MARY: Do you have other artwork, such as “Technological Mandala,” that presents technology in an unconventional and thought-provoking way? Can you tell me more about that work?
LEONARDO: One of my early pieces is called “Now and Forever.” It’s an old petrol lantern modified in order to have, instead of the real flame, a mini-LCD screen with a video of it. The virtual flame within the mini screen is powered by a DVD player instead of the petrol, and it could run forever—or at least until there is no longer electricity available.
“Now and Forever” (Photo courtesy of Leonardo Ulian)
MARY: What technologies most interest you? Do any of them intrigue you as inspiration for future projects? If so, how might you use them?
LEONARDO: I do not have a particular interest in a specific piece of technology; I like to pick up things that stimulate my imagination. But, among other things, I am fascinated by magnetic fields and how the spectator could interact with them in order to generate art.
The piece “Close to the Essence” explores my interest in magnetic fields. It is a system of elements, like a hi-fi system, that becomes a totem able to interact with the spectator. The whole structure becomes a giant theremin I made using three simple AM radios, and the sound generated by the sculpture varies according to the proximity of the viewers.
“Close to the Essence” (Photo courtesy of Leonardo Ulian)
MARY: What project are you currently focusing on?
LEONARDO: At the moment I am focused on further developing the idea started with the “Technological Mandala” series.
MARY: Do you have a dream project, something you are resolved to do sometime during your artistic career?
LEONARDO: I do not have a specific dream project, although my sketchbooks are full of ideas. I try to work day by day in order to produce things I am happy with. I have to say that almost always I have doubts about the things I make, but this keeps me going forward to create the next piece.
Technological Mandala 05: Electronic components, microchip, wood frame, 60 cm x 57 cm, 2012. (Photo courtesy of Leonardo Ulian)
“Dardoby” (Photo courtesy of Leonardo Ulian)
MARY: You are a self-described multimedia artist. Can you tell me about some of your other artistic pursuits, including The Apathy Band you co-founded?

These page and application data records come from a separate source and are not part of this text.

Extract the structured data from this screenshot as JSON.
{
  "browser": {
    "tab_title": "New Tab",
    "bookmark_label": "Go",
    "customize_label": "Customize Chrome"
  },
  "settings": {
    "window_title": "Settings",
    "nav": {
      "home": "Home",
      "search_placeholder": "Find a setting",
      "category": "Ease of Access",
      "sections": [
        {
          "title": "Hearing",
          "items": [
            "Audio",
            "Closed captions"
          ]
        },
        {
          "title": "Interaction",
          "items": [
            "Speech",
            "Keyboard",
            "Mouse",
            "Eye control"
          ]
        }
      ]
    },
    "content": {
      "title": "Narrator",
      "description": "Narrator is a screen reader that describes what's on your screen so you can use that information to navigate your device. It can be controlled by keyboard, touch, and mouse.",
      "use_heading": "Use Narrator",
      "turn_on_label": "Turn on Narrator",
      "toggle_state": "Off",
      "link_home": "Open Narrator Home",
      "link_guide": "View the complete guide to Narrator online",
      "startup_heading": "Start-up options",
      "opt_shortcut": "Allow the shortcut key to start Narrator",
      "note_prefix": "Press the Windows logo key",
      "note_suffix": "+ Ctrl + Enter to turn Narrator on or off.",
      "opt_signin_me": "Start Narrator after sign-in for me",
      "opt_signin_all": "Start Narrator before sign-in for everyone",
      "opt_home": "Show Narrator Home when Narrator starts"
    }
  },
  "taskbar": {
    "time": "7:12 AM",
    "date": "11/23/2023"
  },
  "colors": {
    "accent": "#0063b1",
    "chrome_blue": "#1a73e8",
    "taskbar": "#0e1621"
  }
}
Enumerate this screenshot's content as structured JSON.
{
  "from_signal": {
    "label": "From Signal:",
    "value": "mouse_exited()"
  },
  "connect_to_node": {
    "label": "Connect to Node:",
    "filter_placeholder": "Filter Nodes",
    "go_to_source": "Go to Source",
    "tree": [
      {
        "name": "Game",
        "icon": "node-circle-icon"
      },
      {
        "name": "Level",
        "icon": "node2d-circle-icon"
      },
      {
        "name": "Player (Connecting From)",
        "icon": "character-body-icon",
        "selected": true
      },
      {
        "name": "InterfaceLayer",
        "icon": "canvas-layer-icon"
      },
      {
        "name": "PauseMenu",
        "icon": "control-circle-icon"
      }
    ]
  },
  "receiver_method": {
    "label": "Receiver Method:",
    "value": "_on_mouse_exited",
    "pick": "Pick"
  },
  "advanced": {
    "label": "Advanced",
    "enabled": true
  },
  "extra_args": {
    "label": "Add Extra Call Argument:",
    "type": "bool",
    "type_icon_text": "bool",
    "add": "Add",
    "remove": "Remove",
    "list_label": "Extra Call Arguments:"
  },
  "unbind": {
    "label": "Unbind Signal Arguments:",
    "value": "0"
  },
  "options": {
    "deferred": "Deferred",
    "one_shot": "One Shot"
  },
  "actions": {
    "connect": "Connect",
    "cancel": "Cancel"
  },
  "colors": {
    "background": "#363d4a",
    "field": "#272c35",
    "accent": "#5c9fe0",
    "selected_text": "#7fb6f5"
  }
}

LEONARDO: I do like to think that art can explore different fields, as the great master Leonardo da Vinci did in his practice. The Apathy Band is an open project created by the artists Bob and Roberta Smith and I am one of the co-founders. The instruments I play in the band are toys I have accurately modified, like old electronic keyboards or electronic gizmos and animated toys. Two examples are the Dardomin, a theremin I created using AM radios, and the Dardoby, a circuit-bent Furby toy puppet I use to generate unexpected sound. I have also collaborated with the artistic duo Marotta & Russo to create the soundtracks of their videos. (Refer to “Timeline” and “Netopia.”)
Leonardo Ulian has had numerous solo exhibitions in London and elsewhere. He is the recipient of the Owen Rowley Award, London (UK), and the Italian national prize Stamps of the XX Century. You can follow Leonardo on Twitter at @ulianleonardo.
Technological Mandala 29: Electronic components, copper wire, paper, 120 cm x 120 cm, 2013. (Photo courtesy of Leonardo Ulian)
Centrical Bonsai: Tree, electronic components, cement and steel base, 135 cm x 35 cm x 35 cm, 2013 (close-up). (Photo courtesy of Leonardo Ulian)
Centrical Bonsai: Tree, electronic components, cement and steel base, 135 cm x 35 cm x 35 cm, 2013. (Photo courtesy of Leonardo Ulian)